101 East exposes how companies and the government are turning a blind eye to the human cost of palm oil production.
Indonesia is the world’s largest producer of palm oil. From chocolate and ice cream to soap and cosmetics, palm oil from this Southeast Asian nation is found in countless products on supermarket shelves around the world.
But soaring global demand for the oil is having a disastrous impact on Indonesia’s people and environment.
Millions of hectares of land are being razed to make way for new palm oil plantations, destroying farmers’ livelihoods and devastating rural communities.
We travelled to the Indonesian province of Papua, where vast swaths of rainforest are about to be destroyed to make way for new plantations.
The plantations are going ahead despite fierce protests from the local community, particularly the Mahuze tribe. As bulldozers arrive on their land, Augustinus, a tribal leader, confronts a representative of the palm oil company.
“We have come here to tell you to stop destroying our forest immediately and to leave our land,” he says.
On the island of Kalimantan, the Dayak people are rallying together to protect their way of life which relies on the rainforest.
“It’s not worth sacrificing our forest in the hope of making quick money. When companies come here and try to lure us with easy money, we’re not interested,” says the community’s leader.
But across Indonesia, palm oil companies continue to clear land on a massive scale, leaving a trail of environmental devastation in their wake.

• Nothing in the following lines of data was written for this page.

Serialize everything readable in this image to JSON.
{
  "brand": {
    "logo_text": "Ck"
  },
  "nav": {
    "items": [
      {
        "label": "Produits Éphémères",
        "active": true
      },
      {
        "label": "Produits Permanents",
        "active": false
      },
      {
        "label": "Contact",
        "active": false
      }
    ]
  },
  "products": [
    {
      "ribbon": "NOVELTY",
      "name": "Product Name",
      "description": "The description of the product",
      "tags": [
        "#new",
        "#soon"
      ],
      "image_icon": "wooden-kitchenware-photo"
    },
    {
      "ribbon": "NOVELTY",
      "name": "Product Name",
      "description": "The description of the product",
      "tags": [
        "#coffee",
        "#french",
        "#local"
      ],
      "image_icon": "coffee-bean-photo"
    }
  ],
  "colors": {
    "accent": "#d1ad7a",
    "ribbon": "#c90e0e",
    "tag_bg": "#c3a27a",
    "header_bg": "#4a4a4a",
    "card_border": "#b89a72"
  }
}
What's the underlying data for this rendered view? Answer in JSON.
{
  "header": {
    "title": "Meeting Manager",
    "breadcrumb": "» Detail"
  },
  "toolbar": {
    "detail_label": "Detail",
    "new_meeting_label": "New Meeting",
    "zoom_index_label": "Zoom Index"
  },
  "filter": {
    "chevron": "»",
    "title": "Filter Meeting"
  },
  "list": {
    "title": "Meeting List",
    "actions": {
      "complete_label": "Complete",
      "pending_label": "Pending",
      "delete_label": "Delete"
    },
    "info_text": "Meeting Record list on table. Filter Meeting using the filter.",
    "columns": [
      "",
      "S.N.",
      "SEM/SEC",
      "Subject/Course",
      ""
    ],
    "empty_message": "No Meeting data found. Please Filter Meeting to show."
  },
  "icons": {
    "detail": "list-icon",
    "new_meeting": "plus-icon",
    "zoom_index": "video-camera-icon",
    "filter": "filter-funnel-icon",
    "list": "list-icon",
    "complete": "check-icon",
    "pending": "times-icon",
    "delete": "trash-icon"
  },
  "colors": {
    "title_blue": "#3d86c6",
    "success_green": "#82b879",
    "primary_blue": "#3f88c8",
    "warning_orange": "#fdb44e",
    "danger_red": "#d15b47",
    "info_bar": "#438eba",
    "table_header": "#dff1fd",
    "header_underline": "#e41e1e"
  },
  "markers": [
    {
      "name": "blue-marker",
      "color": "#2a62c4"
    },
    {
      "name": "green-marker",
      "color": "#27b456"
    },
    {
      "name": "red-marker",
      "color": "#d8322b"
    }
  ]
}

101 East investigates the human cost of the world’s palm oil addiction.